Monday, 4 February 2008

Indonesia: Govt told to check raw timber supplies

Indonesia: Govt told to check raw timber supplies

Source: Copyright 2008, Jakarta Post Date: January 22, 2008
Byline: Adianto P. Simamora

Forest watchdog group Greenomics Indonesia has urged the government to audit the country's wood processing industry and respond to claims of a diminishing supply of raw materials.

The call was made after a Greenomics report showed 31.9 percent of 122 wood processing companies enjoyed a surplus of raw material in 2006, while 46 firms, mostly from plywood and cut timber industries, lacked supply in the same period.

"It shows a contradictory fact... On one hand, many wood players protest the declining amount of raw material but others enjoy a surplus," Greenomics national coordinator Vanda Mutia Dewi told The Jakarta Post on Saturday.

"If the government takes no action, such contrary conditions will remain in place this year." Greenomics reported its finding to the Forestry Ministry on Friday. "We just analyze reports of wood processing firms submitted to the ministry.

The ministry knows the names of the companies that recorded a raw material surplus," she said. Vanda said the raw material surplus absorbed by processing companies reached 2.22 million cubic meters.

"Seventy percent of raw materials were absorbed by the plywood and cut timber industries, and the remaining by the pulp and paper firms," she said. Vanda alleged the wood supply surplus resulted from illegal logging activities that would further damage the forests.

"The ministry also needs to audit companies experiencing a lack of raw materials supply," she added. The forestry ministry issues different quotas of wood raw material that can be harvested by wood processing firms every year. Vanda said the number of idle logs was 3.4 million cubic meters and 2.7 million cubic meters in 2007 and 2006, respectively.

She said some companies had complained about the government's slow action to issue licenses to operate heavy equipment for legal logging activities. "It leaves forest concession holders without enough time for to log and supply wood to timber industries," she said.

Data from the ministry showed cut timber productions reached 4.3 million cubic meters in 2006, nearly a third of its peak of 10.4 million cubic meters in 1989. It also showed plywood production hit its peak in 1997 with a total 9.7 million cubic meters before dropping nearly in half to 4.7 million cubic meters in 2006. Indonesia is home to the world's third-largest forest areas, at 140 million hectares, of which 60 percent has been designated natural production forest.

The ministry has set up a roadmap stipulating strategies for 2008-2014 to revitalize the country's timber industry. Among the long-standing problems the plan addresses are insufficient supply of raw materials, low industry efficiency and low added value of wood processing.

The roadmap says to achieve a sustainable and legal supply of timber, the government would intensify forest plantation development and increase forest plantation productivity.
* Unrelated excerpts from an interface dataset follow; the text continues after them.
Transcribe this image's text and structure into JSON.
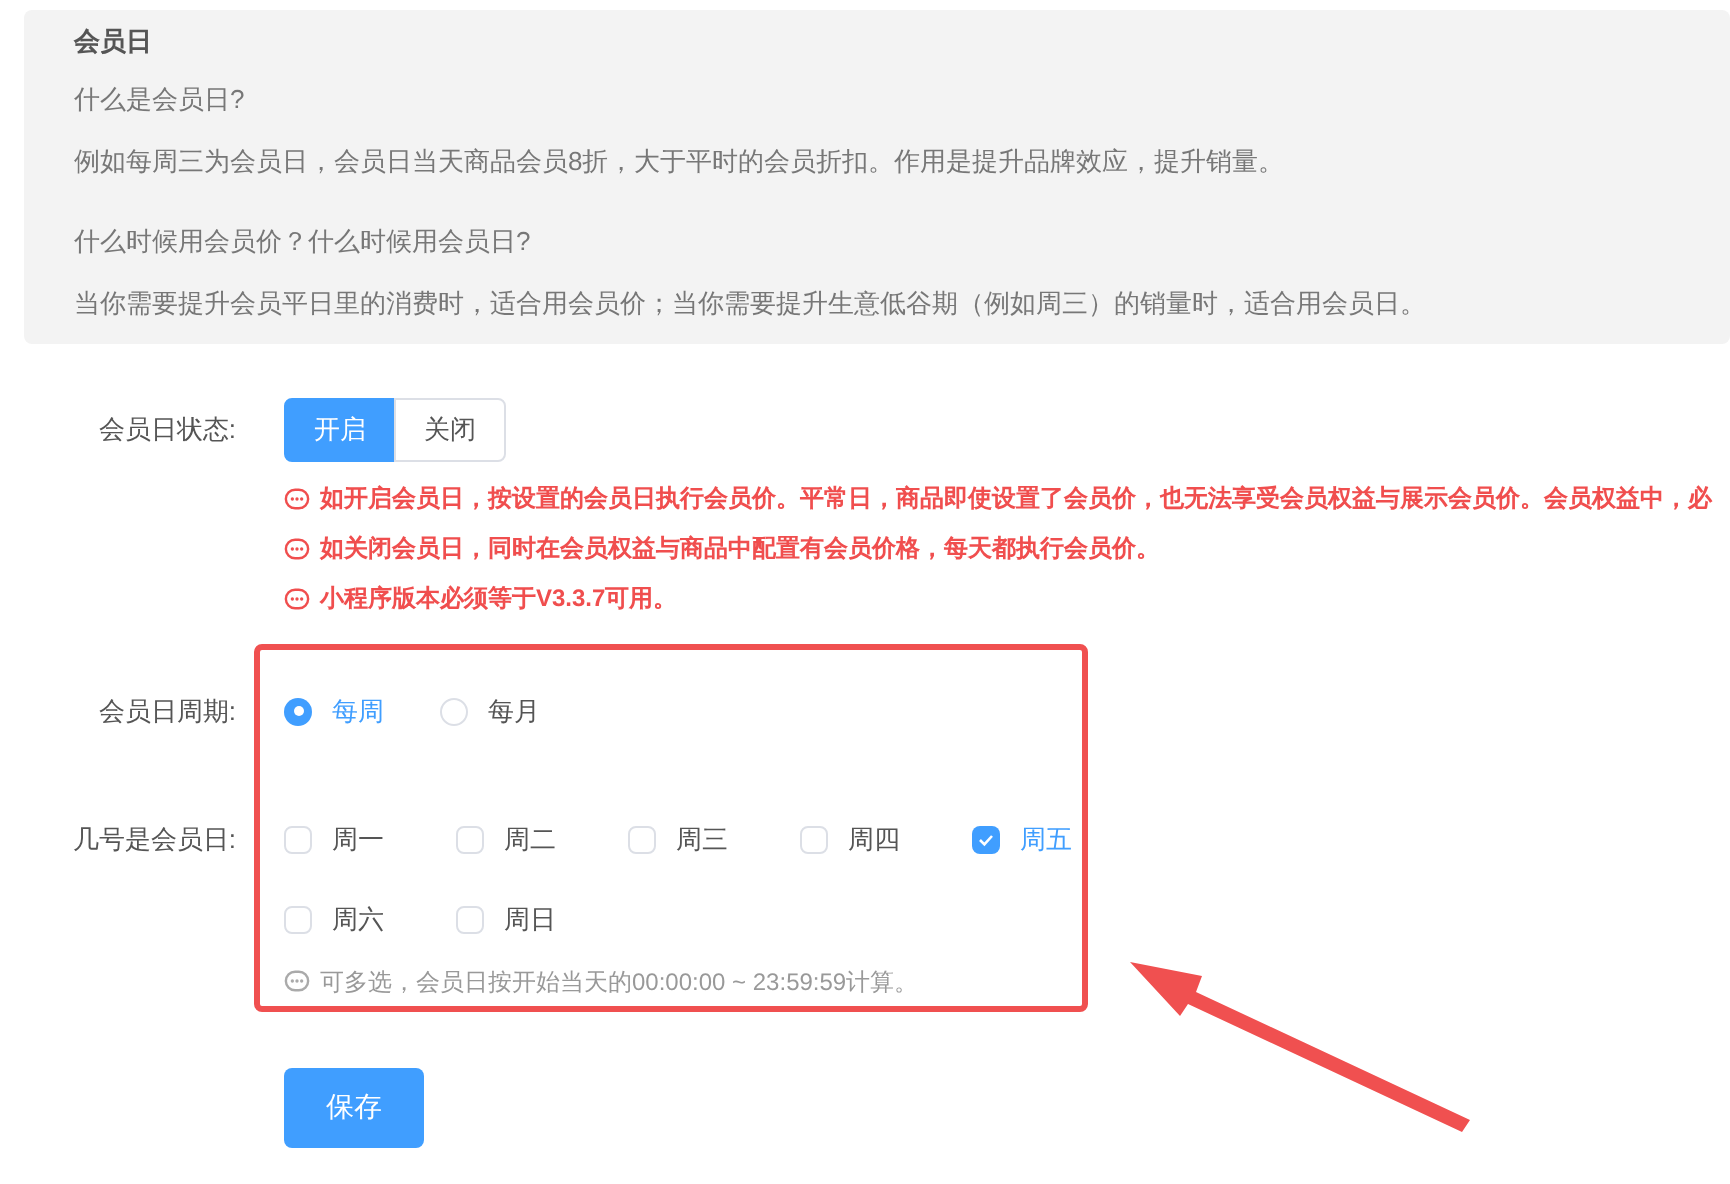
{
  "info": {
    "title": "会员日",
    "paragraphs": [
      {
        "kind": "question",
        "text": "什么是会员日?"
      },
      {
        "kind": "answer",
        "text": "例如每周三为会员日，会员日当天商品会员8折，大于平时的会员折扣。作用是提升品牌效应，提升销量。"
      },
      {
        "kind": "question",
        "text": "什么时候用会员价？什么时候用会员日?"
      },
      {
        "kind": "answer",
        "text": "当你需要提升会员平日里的消费时，适合用会员价；当你需要提升生意低谷期（例如周三）的销量时，适合用会员日。"
      }
    ]
  },
  "status": {
    "label": "会员日状态:",
    "options": [
      {
        "label": "开启",
        "selected": true
      },
      {
        "label": "关闭",
        "selected": false
      }
    ],
    "notes": [
      "如开启会员日，按设置的会员日执行会员价。平常日，商品即使设置了会员价，也无法享受会员权益与展示会员价。会员权益中，必",
      "如关闭会员日，同时在会员权益与商品中配置有会员价格，每天都执行会员价。",
      "小程序版本必须等于V3.3.7可用。"
    ]
  },
  "period": {
    "label": "会员日周期:",
    "options": [
      {
        "label": "每周",
        "selected": true
      },
      {
        "label": "每月",
        "selected": false
      }
    ]
  },
  "days": {
    "label": "几号是会员日:",
    "options": [
      {
        "label": "周一",
        "checked": false
      },
      {
        "label": "周二",
        "checked": false
      },
      {
        "label": "周三",
        "checked": false
      },
      {
        "label": "周四",
        "checked": false
      },
      {
        "label": "周五",
        "checked": true
      },
      {
        "label": "周六",
        "checked": false
      },
      {
        "label": "周日",
        "checked": false
      }
    ],
    "hint": "可多选，会员日按开始当天的00:00:00 ~ 23:59:59计算。"
  },
  "save_button": "保存"
}
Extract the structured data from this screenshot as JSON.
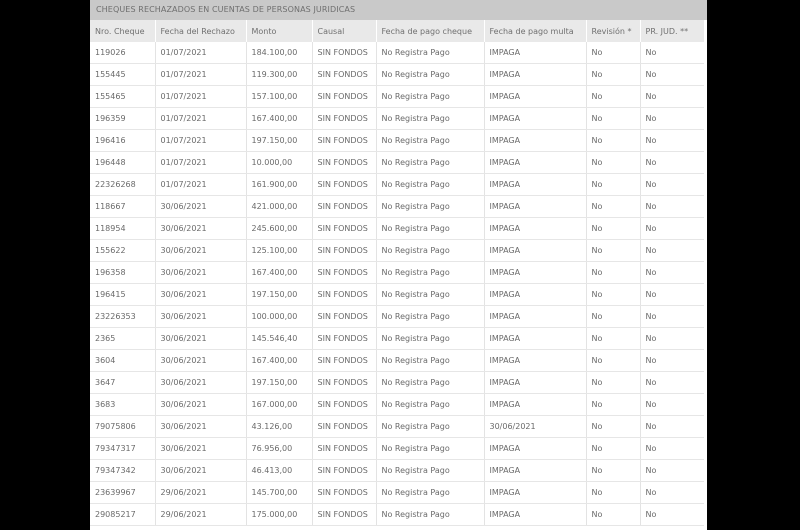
{
  "title": "CHEQUES RECHAZADOS EN CUENTAS DE PERSONAS JURIDICAS",
  "columns": [
    "Nro. Cheque",
    "Fecha del Rechazo",
    "Monto",
    "Causal",
    "Fecha de pago cheque",
    "Fecha de pago multa",
    "Revisión *",
    "PR. JUD. **"
  ],
  "rows": [
    [
      "119026",
      "01/07/2021",
      "184.100,00",
      "SIN FONDOS",
      "No Registra Pago",
      "IMPAGA",
      "No",
      "No"
    ],
    [
      "155445",
      "01/07/2021",
      "119.300,00",
      "SIN FONDOS",
      "No Registra Pago",
      "IMPAGA",
      "No",
      "No"
    ],
    [
      "155465",
      "01/07/2021",
      "157.100,00",
      "SIN FONDOS",
      "No Registra Pago",
      "IMPAGA",
      "No",
      "No"
    ],
    [
      "196359",
      "01/07/2021",
      "167.400,00",
      "SIN FONDOS",
      "No Registra Pago",
      "IMPAGA",
      "No",
      "No"
    ],
    [
      "196416",
      "01/07/2021",
      "197.150,00",
      "SIN FONDOS",
      "No Registra Pago",
      "IMPAGA",
      "No",
      "No"
    ],
    [
      "196448",
      "01/07/2021",
      "10.000,00",
      "SIN FONDOS",
      "No Registra Pago",
      "IMPAGA",
      "No",
      "No"
    ],
    [
      "22326268",
      "01/07/2021",
      "161.900,00",
      "SIN FONDOS",
      "No Registra Pago",
      "IMPAGA",
      "No",
      "No"
    ],
    [
      "118667",
      "30/06/2021",
      "421.000,00",
      "SIN FONDOS",
      "No Registra Pago",
      "IMPAGA",
      "No",
      "No"
    ],
    [
      "118954",
      "30/06/2021",
      "245.600,00",
      "SIN FONDOS",
      "No Registra Pago",
      "IMPAGA",
      "No",
      "No"
    ],
    [
      "155622",
      "30/06/2021",
      "125.100,00",
      "SIN FONDOS",
      "No Registra Pago",
      "IMPAGA",
      "No",
      "No"
    ],
    [
      "196358",
      "30/06/2021",
      "167.400,00",
      "SIN FONDOS",
      "No Registra Pago",
      "IMPAGA",
      "No",
      "No"
    ],
    [
      "196415",
      "30/06/2021",
      "197.150,00",
      "SIN FONDOS",
      "No Registra Pago",
      "IMPAGA",
      "No",
      "No"
    ],
    [
      "23226353",
      "30/06/2021",
      "100.000,00",
      "SIN FONDOS",
      "No Registra Pago",
      "IMPAGA",
      "No",
      "No"
    ],
    [
      "2365",
      "30/06/2021",
      "145.546,40",
      "SIN FONDOS",
      "No Registra Pago",
      "IMPAGA",
      "No",
      "No"
    ],
    [
      "3604",
      "30/06/2021",
      "167.400,00",
      "SIN FONDOS",
      "No Registra Pago",
      "IMPAGA",
      "No",
      "No"
    ],
    [
      "3647",
      "30/06/2021",
      "197.150,00",
      "SIN FONDOS",
      "No Registra Pago",
      "IMPAGA",
      "No",
      "No"
    ],
    [
      "3683",
      "30/06/2021",
      "167.000,00",
      "SIN FONDOS",
      "No Registra Pago",
      "IMPAGA",
      "No",
      "No"
    ],
    [
      "79075806",
      "30/06/2021",
      "43.126,00",
      "SIN FONDOS",
      "No Registra Pago",
      "30/06/2021",
      "No",
      "No"
    ],
    [
      "79347317",
      "30/06/2021",
      "76.956,00",
      "SIN FONDOS",
      "No Registra Pago",
      "IMPAGA",
      "No",
      "No"
    ],
    [
      "79347342",
      "30/06/2021",
      "46.413,00",
      "SIN FONDOS",
      "No Registra Pago",
      "IMPAGA",
      "No",
      "No"
    ],
    [
      "23639967",
      "29/06/2021",
      "145.700,00",
      "SIN FONDOS",
      "No Registra Pago",
      "IMPAGA",
      "No",
      "No"
    ],
    [
      "29085217",
      "29/06/2021",
      "175.000,00",
      "SIN FONDOS",
      "No Registra Pago",
      "IMPAGA",
      "No",
      "No"
    ]
  ]
}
The ministry also planned to boost efforts to eradicate forestry crime and promote the use of alternative supply sources. To resolve industry inefficiencies, companies were urged to improve wood processing technology.